Look over the lines below. Report each one that includes the string "author".

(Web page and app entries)
● ● ● ● ●
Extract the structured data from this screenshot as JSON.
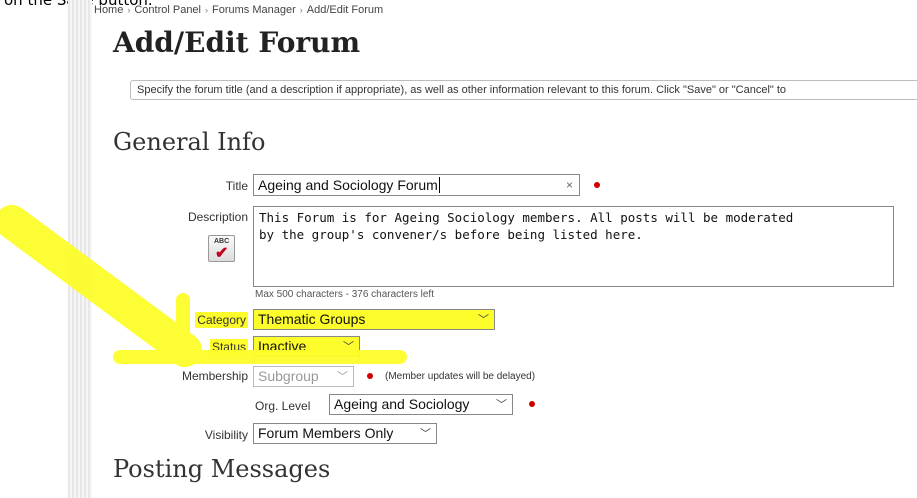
{
  "caption": "on the Save button.",
  "breadcrumb": {
    "items": [
      "Home",
      "Control Panel",
      "Forums Manager",
      "Add/Edit Forum"
    ],
    "separator": "›"
  },
  "page_title": "Add/Edit Forum",
  "info_text": "Specify the forum title (and a description if appropriate), as well as other information relevant to this forum. Click \"Save\" or \"Cancel\" to",
  "sections": {
    "general_info": "General Info",
    "posting_messages": "Posting Messages"
  },
  "form": {
    "title": {
      "label": "Title",
      "value": "Ageing and Sociology Forum",
      "clear": "×"
    },
    "description": {
      "label": "Description",
      "value": "This Forum is for Ageing Sociology members. All posts will be moderated\nby the group's convener/s before being listed here.",
      "spellcheck_icon_text": "ABC",
      "hint": "Max 500 characters - 376 characters left"
    },
    "category": {
      "label": "Category",
      "value": "Thematic Groups"
    },
    "status": {
      "label": "Status",
      "value": "Inactive"
    },
    "membership": {
      "label": "Membership",
      "value": "Subgroup",
      "note": "(Member updates will be delayed)"
    },
    "org_level": {
      "label": "Org. Level",
      "value": "Ageing and Sociology"
    },
    "visibility": {
      "label": "Visibility",
      "value": "Forum Members Only"
    }
  },
  "icons": {
    "chevron": "chevron-down-icon",
    "required": "required-dot-icon",
    "spellcheck": "spellcheck-icon",
    "annotation": "yellow-arrow-annotation"
  },
  "colors": {
    "highlight": "#fdfd2b",
    "required": "#d00000"
  }
}
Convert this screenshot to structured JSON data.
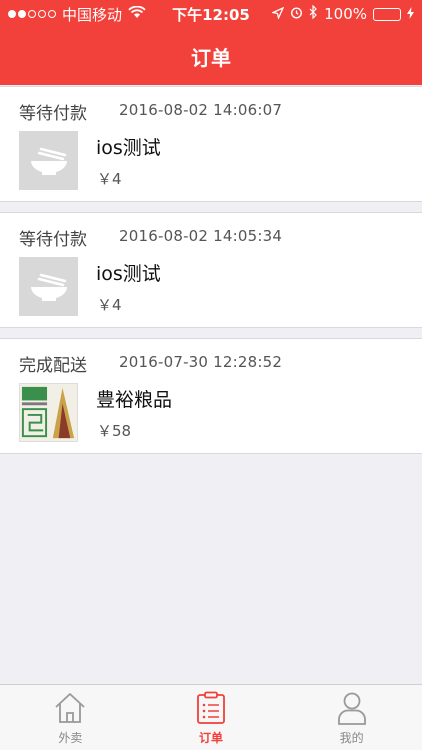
{
  "status_bar": {
    "carrier": "中国移动",
    "time": "下午12:05",
    "battery": "100%",
    "signal_bars_filled": 2,
    "signal_bars_total": 5
  },
  "header": {
    "title": "订单"
  },
  "orders": [
    {
      "status": "等待付款",
      "time": "2016-08-02 14:06:07",
      "name": "ios测试",
      "price": "￥4",
      "thumb_icon": "bowl-chopsticks-placeholder-icon"
    },
    {
      "status": "等待付款",
      "time": "2016-08-02 14:05:34",
      "name": "ios测试",
      "price": "￥4",
      "thumb_icon": "bowl-chopsticks-placeholder-icon"
    },
    {
      "status": "完成配送",
      "time": "2016-07-30 12:28:52",
      "name": "豊裕粮品",
      "price": "￥58",
      "thumb_icon": "store-logo-image"
    }
  ],
  "tabs": [
    {
      "label": "外卖",
      "icon": "home-icon",
      "active": false
    },
    {
      "label": "订单",
      "icon": "order-list-icon",
      "active": true
    },
    {
      "label": "我的",
      "icon": "person-icon",
      "active": false
    }
  ],
  "colors": {
    "accent": "#f2403a",
    "background": "#efeff4",
    "battery": "#4cd964"
  }
}
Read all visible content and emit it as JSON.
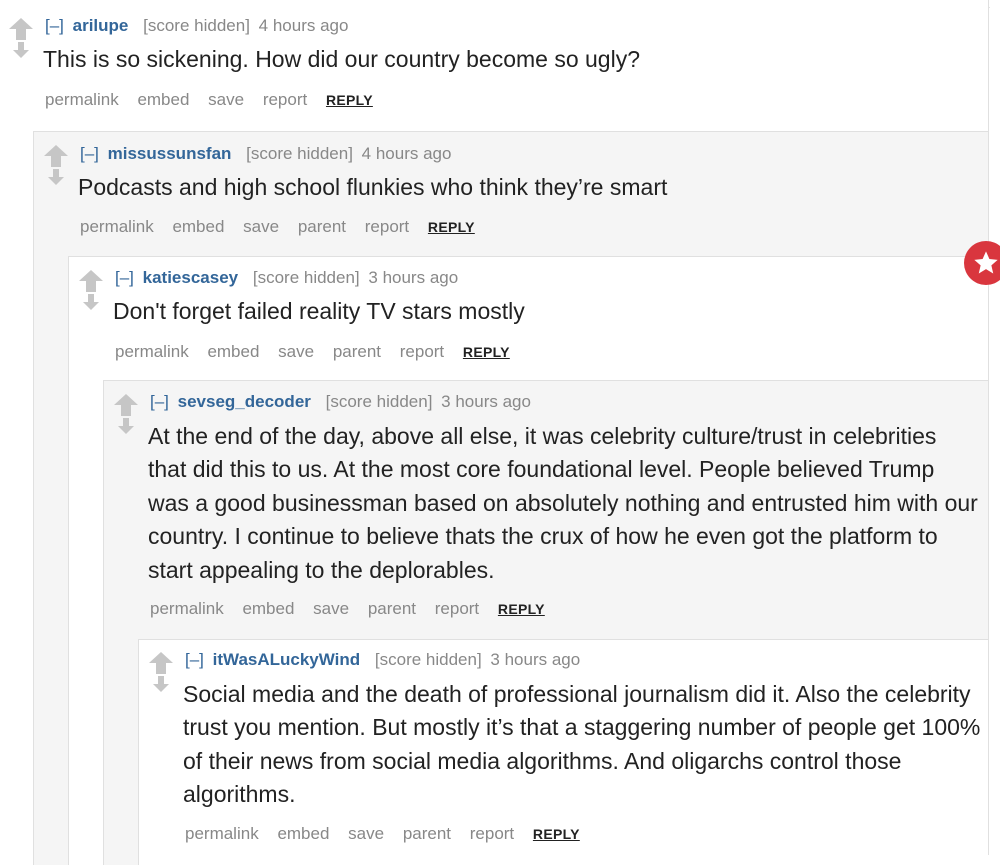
{
  "comments": [
    {
      "collapse": "[–]",
      "author": "arilupe",
      "score": "[score hidden]",
      "time": "4 hours ago",
      "body": "This is so sickening.  How did our country become so ugly?",
      "actions": [
        "permalink",
        "embed",
        "save",
        "report"
      ],
      "reply": "REPLY"
    },
    {
      "collapse": "[–]",
      "author": "missussunsfan",
      "score": "[score hidden]",
      "time": "4 hours ago",
      "body": "Podcasts and high school flunkies who think they’re smart",
      "actions": [
        "permalink",
        "embed",
        "save",
        "parent",
        "report"
      ],
      "reply": "REPLY"
    },
    {
      "collapse": "[–]",
      "author": "katiescasey",
      "score": "[score hidden]",
      "time": "3 hours ago",
      "body": "Don't forget failed reality TV stars mostly",
      "actions": [
        "permalink",
        "embed",
        "save",
        "parent",
        "report"
      ],
      "reply": "REPLY"
    },
    {
      "collapse": "[–]",
      "author": "sevseg_decoder",
      "score": "[score hidden]",
      "time": "3 hours ago",
      "body": "At the end of the day, above all else, it was celebrity culture/trust in celebrities that did this to us. At the most core foundational level. People believed Trump was a good businessman based on absolutely nothing and entrusted him with our country. I continue to believe thats the crux of how he even got the platform to start appealing to the deplorables.",
      "actions": [
        "permalink",
        "embed",
        "save",
        "parent",
        "report"
      ],
      "reply": "REPLY"
    },
    {
      "collapse": "[–]",
      "author": "itWasALuckyWind",
      "score": "[score hidden]",
      "time": "3 hours ago",
      "body": "Social media and the death of professional journalism did it. Also the celebrity trust you mention. But mostly it’s that a staggering number of people get 100% of their news from social media algorithms. And oligarchs control those algorithms.",
      "actions": [
        "permalink",
        "embed",
        "save",
        "parent",
        "report"
      ],
      "reply": "REPLY"
    }
  ],
  "icons": {
    "upvote": "upvote-arrow-icon",
    "downvote": "downvote-arrow-icon",
    "fab": "star-icon"
  },
  "colors": {
    "author": "#336699",
    "meta": "#888888",
    "body": "#222222",
    "nested_bg": "#f5f5f5",
    "fab": "#d9363e"
  }
}
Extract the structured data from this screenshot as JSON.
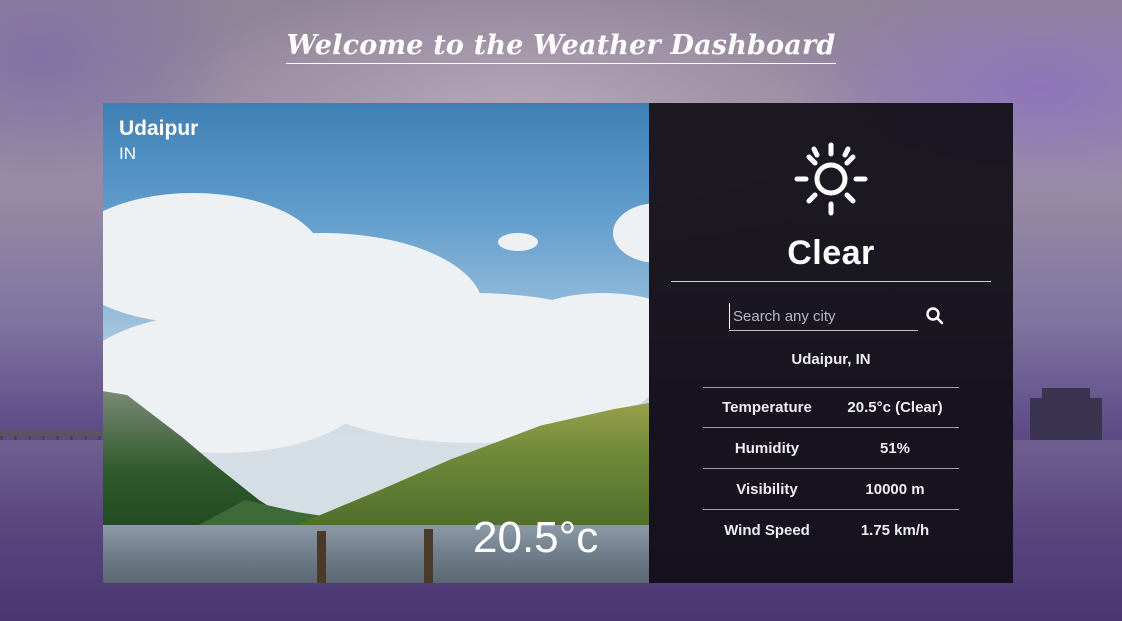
{
  "header": {
    "title": "Welcome to the Weather Dashboard"
  },
  "location_card": {
    "city": "Udaipur",
    "country": "IN",
    "temperature": "20.5°c"
  },
  "weather_panel": {
    "icon": "sun-icon",
    "condition": "Clear",
    "search": {
      "placeholder": "Search any city",
      "value": ""
    },
    "search_button_icon": "search-icon",
    "location_label": "Udaipur, IN",
    "details": [
      {
        "label": "Temperature",
        "value": "20.5°c (Clear)"
      },
      {
        "label": "Humidity",
        "value": "51%"
      },
      {
        "label": "Visibility",
        "value": "10000 m"
      },
      {
        "label": "Wind Speed",
        "value": "1.75 km/h"
      }
    ]
  },
  "colors": {
    "panel_bg": "#100e16",
    "text": "#ffffff",
    "background_purple": "#5c4a86"
  }
}
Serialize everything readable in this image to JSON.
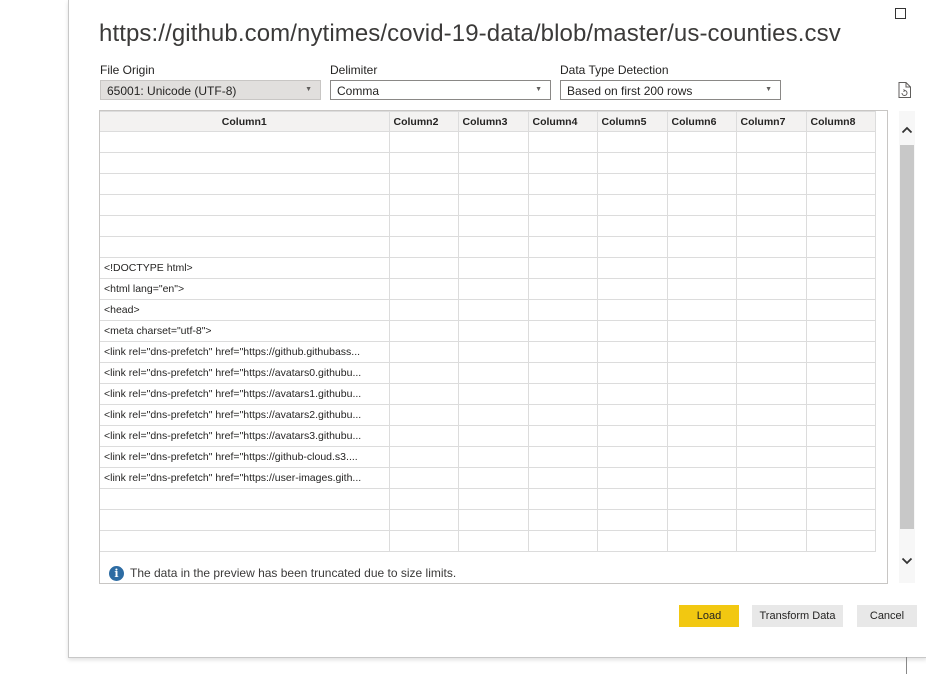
{
  "dialog": {
    "title": "https://github.com/nytimes/covid-19-data/blob/master/us-counties.csv"
  },
  "options": {
    "file_origin_label": "File Origin",
    "file_origin_value": "65001: Unicode (UTF-8)",
    "delimiter_label": "Delimiter",
    "delimiter_value": "Comma",
    "detection_label": "Data Type Detection",
    "detection_value": "Based on first 200 rows"
  },
  "grid": {
    "columns": [
      "Column1",
      "Column2",
      "Column3",
      "Column4",
      "Column5",
      "Column6",
      "Column7",
      "Column8"
    ],
    "rows": [
      "",
      "",
      "",
      "",
      "",
      "",
      "<!DOCTYPE html>",
      "<html lang=\"en\">",
      "<head>",
      "<meta charset=\"utf-8\">",
      "<link rel=\"dns-prefetch\" href=\"https://github.githubass...",
      "<link rel=\"dns-prefetch\" href=\"https://avatars0.githubu...",
      "<link rel=\"dns-prefetch\" href=\"https://avatars1.githubu...",
      "<link rel=\"dns-prefetch\" href=\"https://avatars2.githubu...",
      "<link rel=\"dns-prefetch\" href=\"https://avatars3.githubu...",
      "<link rel=\"dns-prefetch\" href=\"https://github-cloud.s3....",
      "<link rel=\"dns-prefetch\" href=\"https://user-images.gith...",
      "",
      "",
      ""
    ]
  },
  "info_message": "The data in the preview has been truncated due to size limits.",
  "buttons": {
    "load": "Load",
    "transform": "Transform Data",
    "cancel": "Cancel"
  },
  "colors": {
    "load_button": "#f2c811",
    "info_icon": "#2d6ca3"
  },
  "icons": {
    "info": "info-icon",
    "file_refresh": "file-refresh-icon",
    "scroll_up": "chevron-up-icon",
    "scroll_down": "chevron-down-icon"
  }
}
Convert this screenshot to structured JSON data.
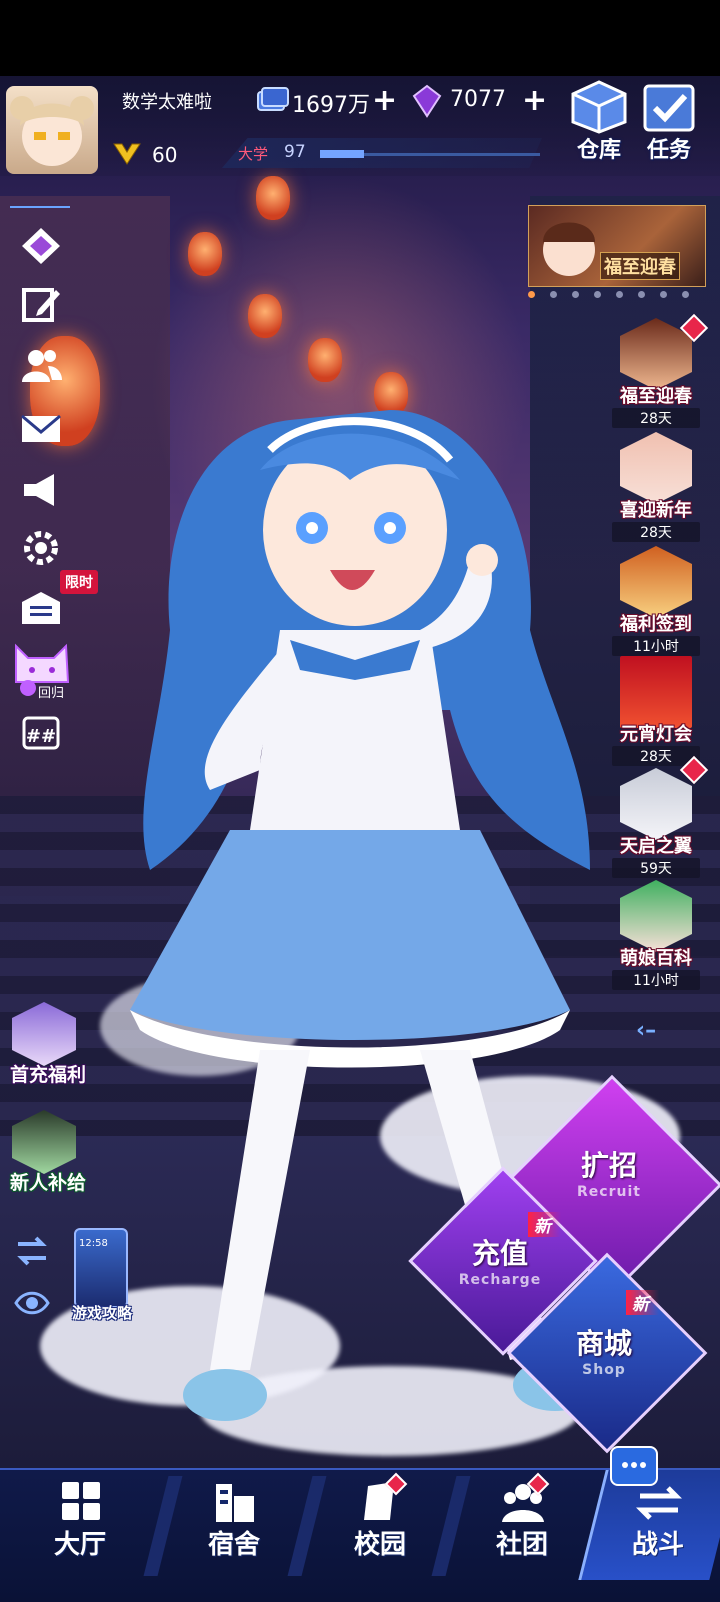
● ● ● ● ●
**YOUR SOLUTION**
      "author": "arilupe",
      "author": "missussunsfan",
      "author": "katiescasey",
      "author": "sevseg_decoder",
      "author": "itWasALuckyWind",
    "author": "#336699",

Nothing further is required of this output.